» How to complete this task: Go through the records and show each line where the word "English" occurs.

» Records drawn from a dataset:
━━━━
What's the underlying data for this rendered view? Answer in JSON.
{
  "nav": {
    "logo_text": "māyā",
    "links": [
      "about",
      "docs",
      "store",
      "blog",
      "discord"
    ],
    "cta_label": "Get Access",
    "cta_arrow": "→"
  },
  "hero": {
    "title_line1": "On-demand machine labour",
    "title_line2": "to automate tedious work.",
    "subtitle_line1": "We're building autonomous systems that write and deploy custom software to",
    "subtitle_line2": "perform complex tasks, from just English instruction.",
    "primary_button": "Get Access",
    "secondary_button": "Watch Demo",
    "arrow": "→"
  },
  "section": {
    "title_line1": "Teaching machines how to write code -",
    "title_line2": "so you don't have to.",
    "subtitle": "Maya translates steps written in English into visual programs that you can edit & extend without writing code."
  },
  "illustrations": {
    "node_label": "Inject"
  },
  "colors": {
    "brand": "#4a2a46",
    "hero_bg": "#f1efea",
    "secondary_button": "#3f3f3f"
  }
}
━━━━
» Written answer:
    "subtitle_line2": "perform complex tasks, from just English instruction.",
    "subtitle": "Maya translates steps written in English into visual programs that you can edit & extend without writing code."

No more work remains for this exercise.